At its weakest moments, Stripes suffers from the same disease that afflicted their stoner comedies: Reitman’s movie feels like a bunch of disconnected sketches stuffed uncomfortably into a barely believable story. But at its best, Stripes benefits from something Cheech and Chong never had access to: the immense comedic talent of Bill Murray, and his impeccable chemistry with co-star Harold Ramis.
Released on June 26, 1981, Stripes grew out of an initial script put together by Len Blum and Dan Goldberg. Reitman brought in Ramis after Cheech and Chong demanded complete artistic control, asking Ramis to rewrite the screenplay so that it would work for Murray – and to include a part for himself, as well. The result is an absurd comedic romp that gives both actors plenty of room to play to their strengths.
Murray plays John Winger, a cab driver in New York City. Disillusioned with his job prospects and abandoned by his girlfriend because she thinks he’s a loser, he convinces his best friend Russell Ziskey (Ramis), a vocational English teacher, to join the Army with him. The two new recruits soon find themselves in a platoon of misfits, struggling through basic training.
Alongside them are: Ox (John Candy), who joined up because it seemed like a good way to lose weight; Cruiser (John Diehl), whose main attribute is his lack of intelligence; Elmo (Judge Reinhold), your basic drug-loving teenager; and others. There’s also a pair of gorgeous military-police officers for Winger and Ziskey to pursue (played by P.J. Soles and Sean Young), a hard-ass sergeant named Hulka (Warren Oates), to whip them into shape, and a daffy Captain (John Larroquette) to serve as a plot foil.
Watch the Original Trailer for ‘Stripes’
After some shenanigans in basic training – Hulka gets injured by a stray mortar shell, Ox mud-wrestles a bunch of women in a bar, and (in a scene cut from the original film but included in 2005’s expanded DVD re-release) Winger and Ziskey join paratroopers in Latin America while Ziskey is high on LSD – the platoon gets sent to Italy. Their assignment in Europe is to guard a new armored combat Winnebago called the EM-50. When Winger and Ziskey steal this to go visit their MP paramours, Hulka and the rest of the platoon go looking for them and inadvertently stray into Czechoslovakia, where they’re captured.
In the end, Winger and Ziskey have no choice but to invade Czechoslovakia in the EM-50 to save their buddies. (Their successful rescue is preceded by an oddly violent combat sequence which Ramis has described as “grinding [an] anti-Communist ax” by Reitman, the son of Czech refugees.) Winger, Ziskey and the rest then return to America as heroes.

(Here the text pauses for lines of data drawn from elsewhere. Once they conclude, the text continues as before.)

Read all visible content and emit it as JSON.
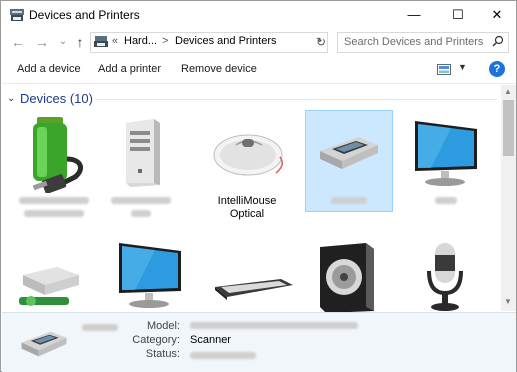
{
  "window": {
    "title": "Devices and Printers"
  },
  "address": {
    "root_chevron": "«",
    "crumb1": "Hard...",
    "sep": ">",
    "crumb2": "Devices and Printers",
    "dropdown": "⌄"
  },
  "search": {
    "placeholder": "Search Devices and Printers"
  },
  "toolbar": {
    "add_device": "Add a device",
    "add_printer": "Add a printer",
    "remove_device": "Remove device",
    "help": "?"
  },
  "group": {
    "title": "Devices (10)"
  },
  "devices": [
    {
      "name": "",
      "icon": "battery-usb-icon"
    },
    {
      "name": "",
      "icon": "tower-computer-icon"
    },
    {
      "name": "IntelliMouse Optical",
      "icon": "mouse-icon"
    },
    {
      "name": "",
      "icon": "scanner-icon",
      "selected": true
    },
    {
      "name": "",
      "icon": "monitor-icon"
    },
    {
      "name": "",
      "icon": "network-drive-icon"
    },
    {
      "name": "",
      "icon": "monitor-icon"
    },
    {
      "name": "",
      "icon": "keyboard-icon"
    },
    {
      "name": "",
      "icon": "speaker-icon"
    },
    {
      "name": "",
      "icon": "microphone-icon"
    }
  ],
  "details": {
    "model_label": "Model:",
    "model_value": "",
    "category_label": "Category:",
    "category_value": "Scanner",
    "status_label": "Status:",
    "status_value": ""
  },
  "colors": {
    "accent": "#1e73d8",
    "selection": "#cce8ff",
    "group_header": "#1e3a8a"
  }
}
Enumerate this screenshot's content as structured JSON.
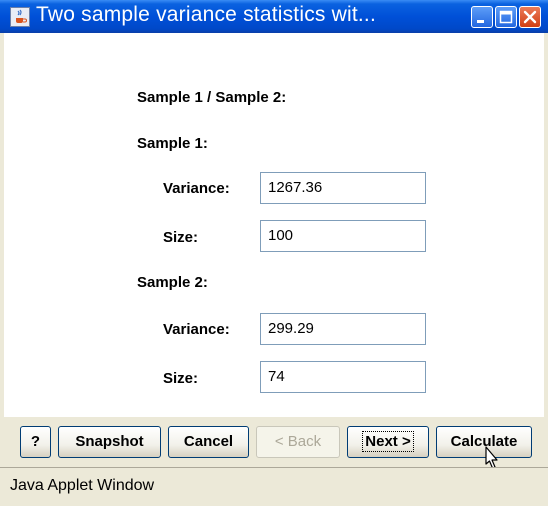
{
  "window": {
    "title": "Two sample variance statistics wit...",
    "title_icon": "java-cup-icon",
    "controls": [
      "minimize-icon",
      "maximize-icon",
      "close-icon"
    ],
    "accent": "#0050d8",
    "close_color": "#d03e14"
  },
  "form": {
    "header": "Sample 1 / Sample 2:",
    "sample1": {
      "heading": "Sample 1:",
      "variance_label": "Variance:",
      "variance_value": "1267.36",
      "size_label": "Size:",
      "size_value": "100"
    },
    "sample2": {
      "heading": "Sample 2:",
      "variance_label": "Variance:",
      "variance_value": "299.29",
      "size_label": "Size:",
      "size_value": "74"
    }
  },
  "buttons": {
    "help": "?",
    "snapshot": "Snapshot",
    "cancel": "Cancel",
    "back": "< Back",
    "next": "Next >",
    "calculate": "Calculate"
  },
  "status": {
    "text": "Java Applet Window"
  }
}
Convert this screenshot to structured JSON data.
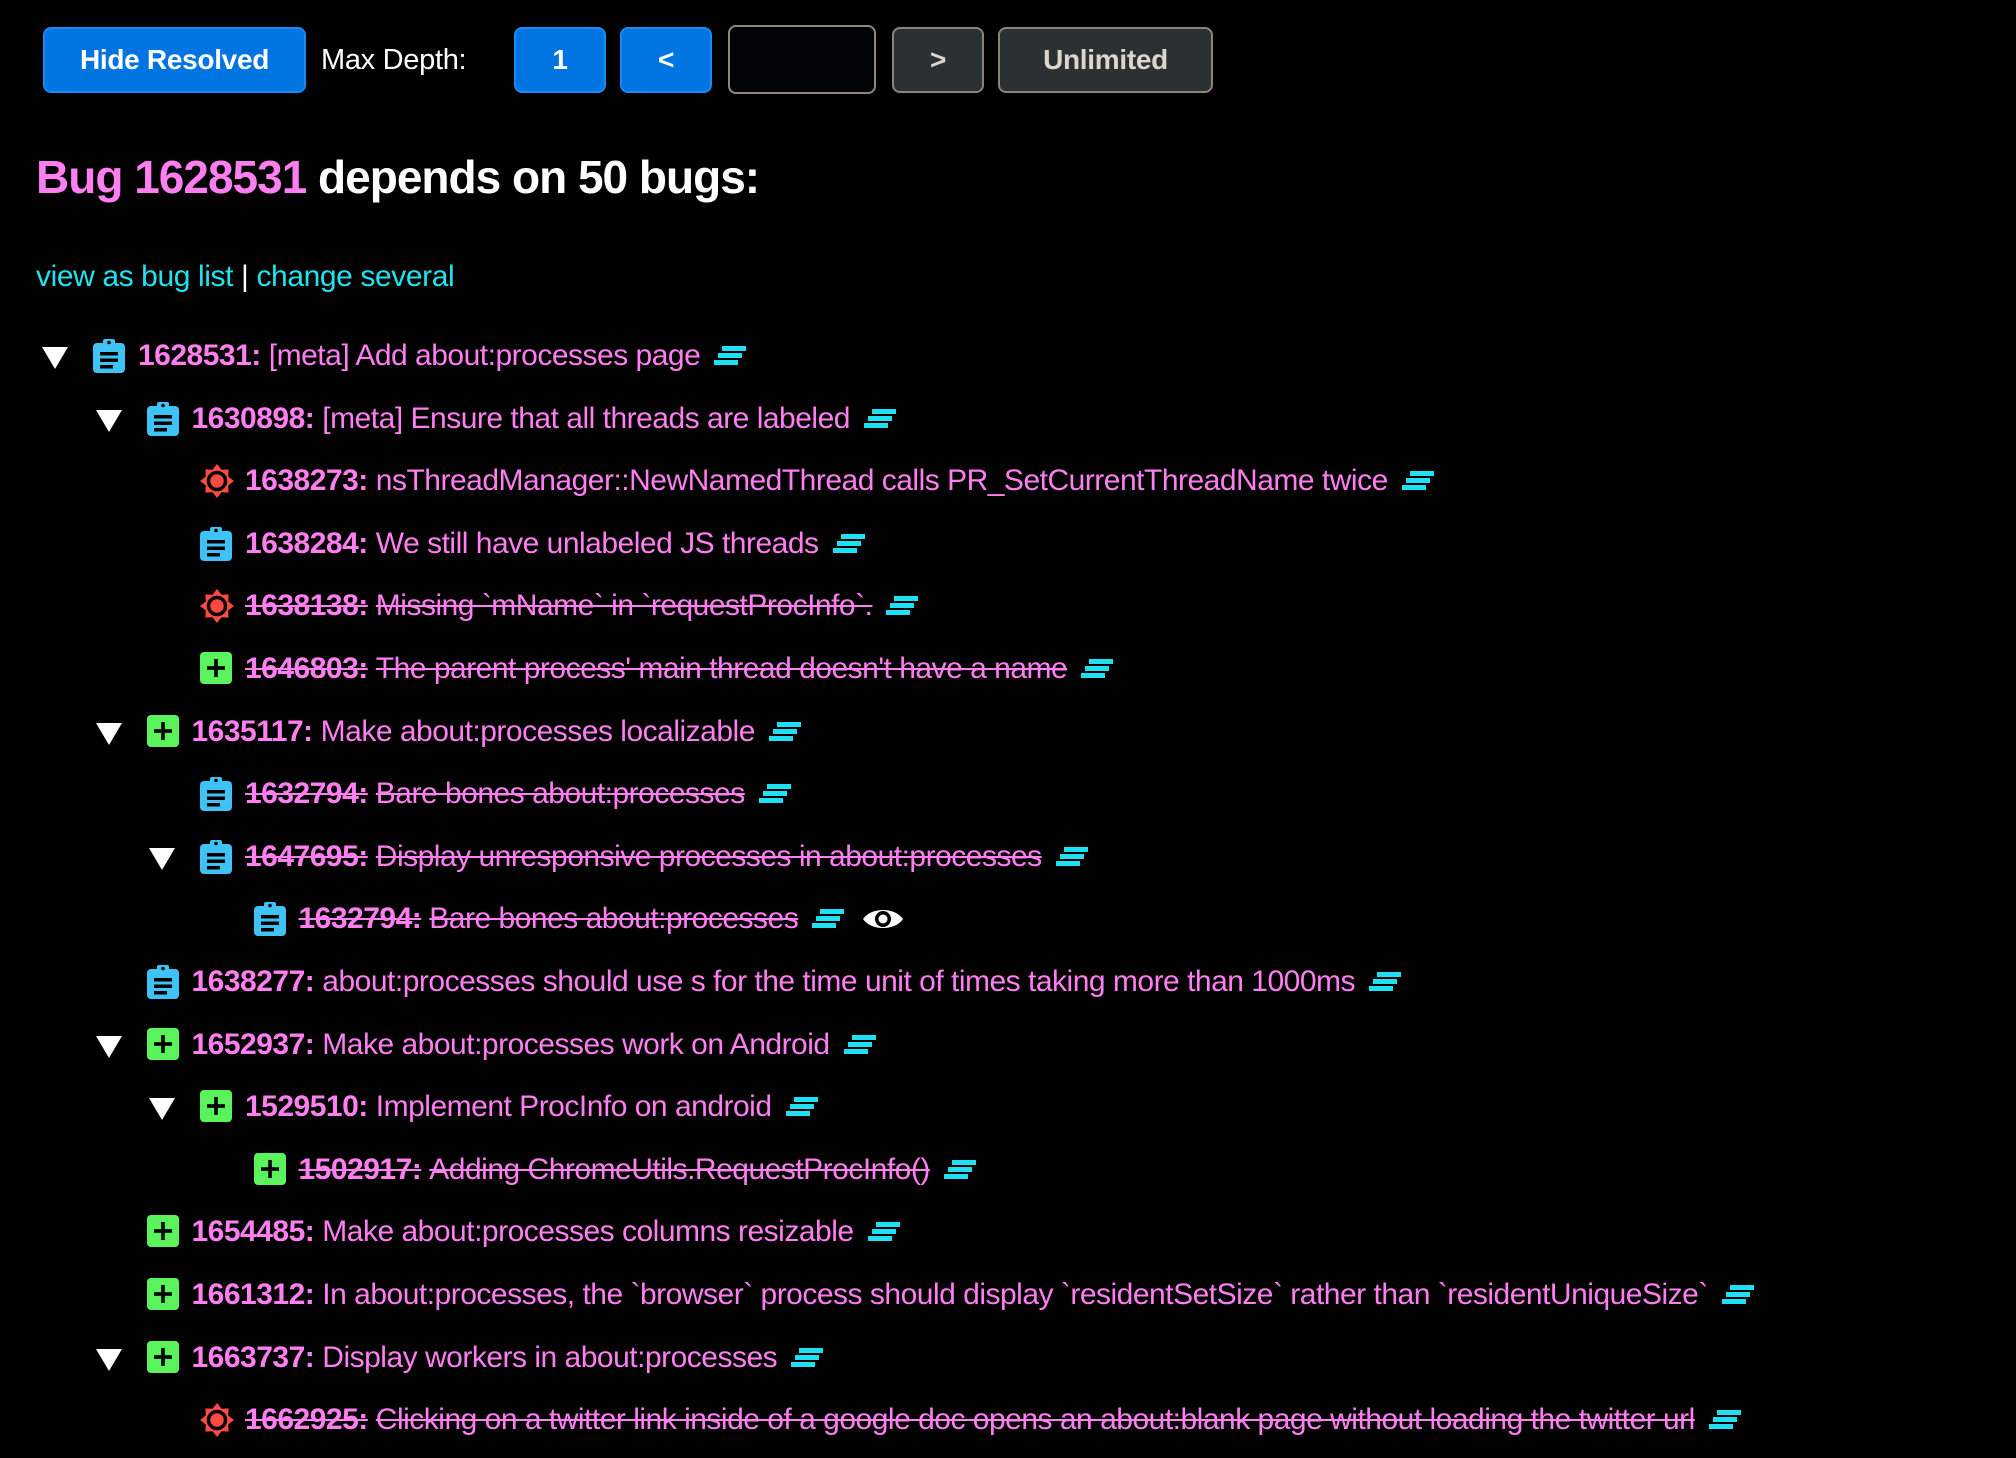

Other strange undercurrents run throughout the film. It was made with the assistance of the Army, in hopes that Stripes would help improve the military’s image after the disastrous Vietnam War. That leads to the odd spectacle of Murray and Ramis, both pretty devoted anti-establishment types, appearing in a film that celebrates American exceptionalism.
Despite the rewrites, the specters of Cheech Marin and Tommy Chong still haunt Stripes. In the initial sequence, Russell Ziskey joins the Army on a lark, for no real reason at all other than that his friend is doing it. This is a bit of character flimflammery that Ramis – who wrote masterpieces like Caddyshack, Ghostbusters, and Groundhog Day – would never have foisted on a character in a script that was original to him. Similarly, there are numerous scenes, like the mud-wrestling, that come directly from the ’70s stoner-film habit of including gags that serve no narrative purpose at all – as opposed to the more careful construction of virtually all of Ramis, Reitman, and Murray’s later movies.
Watch the Graduation Scene From ‘Stripes’
Oddball moments aside, Stripes shines when it allows Murray and Ramis to put their comedic talents on display. Several bits from the film – like the parade-ground sequence – should be included in the canon of Bill Murray’s career highlights. Throughout, Murray refines the role of louche-but-intelligent outcast that he would go on to master in so many films in the ’80s.
Not to be outdone is Ramis, who plays a kind of absurdist straight-man. He gamely lobs comedic softballs for Murray, while adding in his own touches of silliness – such as his reactions to John Candy’s earnest explanation of how he ended up in the Army.
Murray and Ramis play off one another perfectly. From the opening sequence in Murray’s apartment to the closing battle, their comedic and acting abilities mesh seamlessly: Not only do they generate laughs, they also display the unquestionable depth of these characters’ friendship. There’s no better example than Murray’s reaction when Ramis’ Ziskey realizes that he’s accidentally taken LSD on the trip to Latin America from the extended edition.
Stripes is ultimately far more uneven than the best collaborations by Ramis and Murray. But it’s still worth revisiting for its high points, and for the way the film links the stoner comedies of the ’70s to more artfully crafted narratives of the ’80s.